The first of nine locally built 3,000-ton diesel-electric attack subs will reportedly be launched next month.
South Korea will launch the first of a planned fleet of nine 3,000-ton indigenously designed KSS-III (Jangbogo–III-class) diesel-electric submarines next month, according to local media reports. The submarine will be launched at the Daewoo Shipbuilding and Marine Engineering (DSME) shipyard on Geoje Island, near the port city of Busan in the southeastern part of South Korea, next month.
The keel laying ceremony of the first KSS-III diesel-electric submarine took place at the DSME shipyard on Geoje Island in May 2016 with construction intermittently delayed due to technical issues.

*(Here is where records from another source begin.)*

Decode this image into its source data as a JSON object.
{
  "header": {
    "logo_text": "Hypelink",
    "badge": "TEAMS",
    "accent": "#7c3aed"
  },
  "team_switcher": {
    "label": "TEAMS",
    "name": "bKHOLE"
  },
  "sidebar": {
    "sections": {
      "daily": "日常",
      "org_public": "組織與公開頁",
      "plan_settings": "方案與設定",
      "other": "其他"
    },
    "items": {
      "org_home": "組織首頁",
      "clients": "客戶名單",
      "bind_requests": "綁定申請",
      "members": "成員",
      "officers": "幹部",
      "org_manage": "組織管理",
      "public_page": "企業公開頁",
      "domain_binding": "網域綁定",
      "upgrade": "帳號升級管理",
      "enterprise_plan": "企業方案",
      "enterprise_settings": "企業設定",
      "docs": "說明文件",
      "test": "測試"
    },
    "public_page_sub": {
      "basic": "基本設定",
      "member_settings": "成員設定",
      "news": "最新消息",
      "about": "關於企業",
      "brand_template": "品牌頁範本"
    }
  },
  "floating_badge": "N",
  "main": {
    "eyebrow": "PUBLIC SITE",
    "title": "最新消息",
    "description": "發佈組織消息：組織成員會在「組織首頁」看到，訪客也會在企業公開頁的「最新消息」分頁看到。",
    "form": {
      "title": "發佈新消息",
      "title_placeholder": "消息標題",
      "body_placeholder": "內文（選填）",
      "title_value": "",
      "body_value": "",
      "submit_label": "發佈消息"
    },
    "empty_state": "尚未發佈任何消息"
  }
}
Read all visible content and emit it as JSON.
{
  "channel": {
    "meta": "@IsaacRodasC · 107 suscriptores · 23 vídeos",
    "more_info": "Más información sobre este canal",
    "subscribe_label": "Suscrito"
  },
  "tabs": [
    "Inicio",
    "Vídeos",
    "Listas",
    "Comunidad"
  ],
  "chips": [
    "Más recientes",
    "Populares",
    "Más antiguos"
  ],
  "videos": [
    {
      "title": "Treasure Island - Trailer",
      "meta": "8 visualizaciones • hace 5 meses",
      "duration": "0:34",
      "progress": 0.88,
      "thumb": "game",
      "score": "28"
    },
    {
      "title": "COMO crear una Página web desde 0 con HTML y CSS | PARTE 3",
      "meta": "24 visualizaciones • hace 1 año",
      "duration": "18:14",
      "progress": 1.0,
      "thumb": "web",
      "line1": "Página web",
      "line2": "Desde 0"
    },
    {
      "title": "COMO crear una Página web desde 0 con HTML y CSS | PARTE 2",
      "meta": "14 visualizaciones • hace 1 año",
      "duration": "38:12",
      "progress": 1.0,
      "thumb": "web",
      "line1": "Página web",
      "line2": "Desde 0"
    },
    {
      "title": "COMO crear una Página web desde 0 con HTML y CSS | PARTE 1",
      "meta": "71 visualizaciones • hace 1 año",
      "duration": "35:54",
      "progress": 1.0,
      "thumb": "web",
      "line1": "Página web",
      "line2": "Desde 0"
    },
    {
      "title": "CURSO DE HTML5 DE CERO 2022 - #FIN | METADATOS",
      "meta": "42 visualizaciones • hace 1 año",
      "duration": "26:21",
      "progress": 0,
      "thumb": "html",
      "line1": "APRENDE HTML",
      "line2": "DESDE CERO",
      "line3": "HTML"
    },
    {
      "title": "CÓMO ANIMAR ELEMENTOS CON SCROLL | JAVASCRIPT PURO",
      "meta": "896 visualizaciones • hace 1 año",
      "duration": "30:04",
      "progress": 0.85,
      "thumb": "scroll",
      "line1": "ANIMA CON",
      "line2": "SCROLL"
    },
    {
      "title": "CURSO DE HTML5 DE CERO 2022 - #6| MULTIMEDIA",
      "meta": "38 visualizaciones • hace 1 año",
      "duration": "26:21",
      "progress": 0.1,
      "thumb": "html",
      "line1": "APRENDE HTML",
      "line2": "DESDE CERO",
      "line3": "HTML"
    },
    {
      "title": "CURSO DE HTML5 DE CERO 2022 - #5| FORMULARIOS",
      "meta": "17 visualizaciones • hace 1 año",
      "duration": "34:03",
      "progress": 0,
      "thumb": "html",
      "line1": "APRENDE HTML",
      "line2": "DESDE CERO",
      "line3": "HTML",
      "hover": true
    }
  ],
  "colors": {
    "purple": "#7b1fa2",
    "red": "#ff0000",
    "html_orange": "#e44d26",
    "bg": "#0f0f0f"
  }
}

The first-of-class boat is expected to be handed over to the Republic of Korea Navy (ROKN) by the end of 2020 or early 2021 following two years of builder sea trials.
The entire KSS-III class of subs will be produced in three batches. The first batch will include three boats, each fitted with six vertical missile tubes with the first two submarines to be assembled by DSME and the third to be built by South Korean shipbuilder Hyundai Heavy Industries (HHI). The first three boats are expected to be operational by the early 2020s.
The next batch of three submarines, also fitted with a six-tube vertical launch system, is slated to be deployed by 2025, while the last three boats, reportedly boasting a displacement of over 3,500 tons and equipped with 10 vertical launch tubes each, will all be delivered to the ROKN by 2029. Each batch will reportedly see a gradual increase in the number of indigenous components used for the various sub-systems of the boats.
All nine subs will feature indigenous combat management and sonar systems. The new submarine class will also be fitted with air-independent propulsion powered by South Korean lithium-ion battery technology. Furthermore, the boats will also be equipped with the Korean Vertical Launch System. KSS-III subs will be the first ROKN boats to have the capability to vertically launch ballistic or cruise missiles.
Notably, South Korea has been working on a new submarine-launched ballistic missile (SLBM) for the KSS-III class. The new missile will likely be a variant of the Hyunmoo-2B or the Hyunmoo-2A. The subs will also be capable of firing Hyunmoo-3C cruise missiles. As I reported elsewhere:
The Hyunmoo 2A surface-to-surface missile has an estimated range of 300 kilometers, whereas the more advanced Hyunmoo 2B — first test-fired in June 2015 — has an approximate maximum range of 500 kilometers (310 miles) and is capable of carrying a payload of up of up to 997 kilograms (2,200 pounds).
The Hyunmoo 3B and 3C surface-to-surface cruise missiles have an estimated range of 1000 and 1,500 kilometers (932 miles) respectively. While Hyunmoo cruise missiles have a higher accuracy, the destructive capability of the ballistic variant is substantially greater.
The KSS-III class is part of the ROKN’s three-phased Korean Attack Submarine construction program. The first phase consisted of procuring nine 1,200-ton KSS-I Chang Bogo-class diesel-electric attack submarines – a variant of German Type 209 boats. The subs of the class are currently being retrofitted with air-independent propulsion and flank-array sonars. The second phase consists of procuring nine KSS-II Son Won II-class boats, a variant of the Type 214 submarine of Germany’s Howaldtswerke-Deutsche Werft. The last sub of the KSS-II class was launched in September 2017.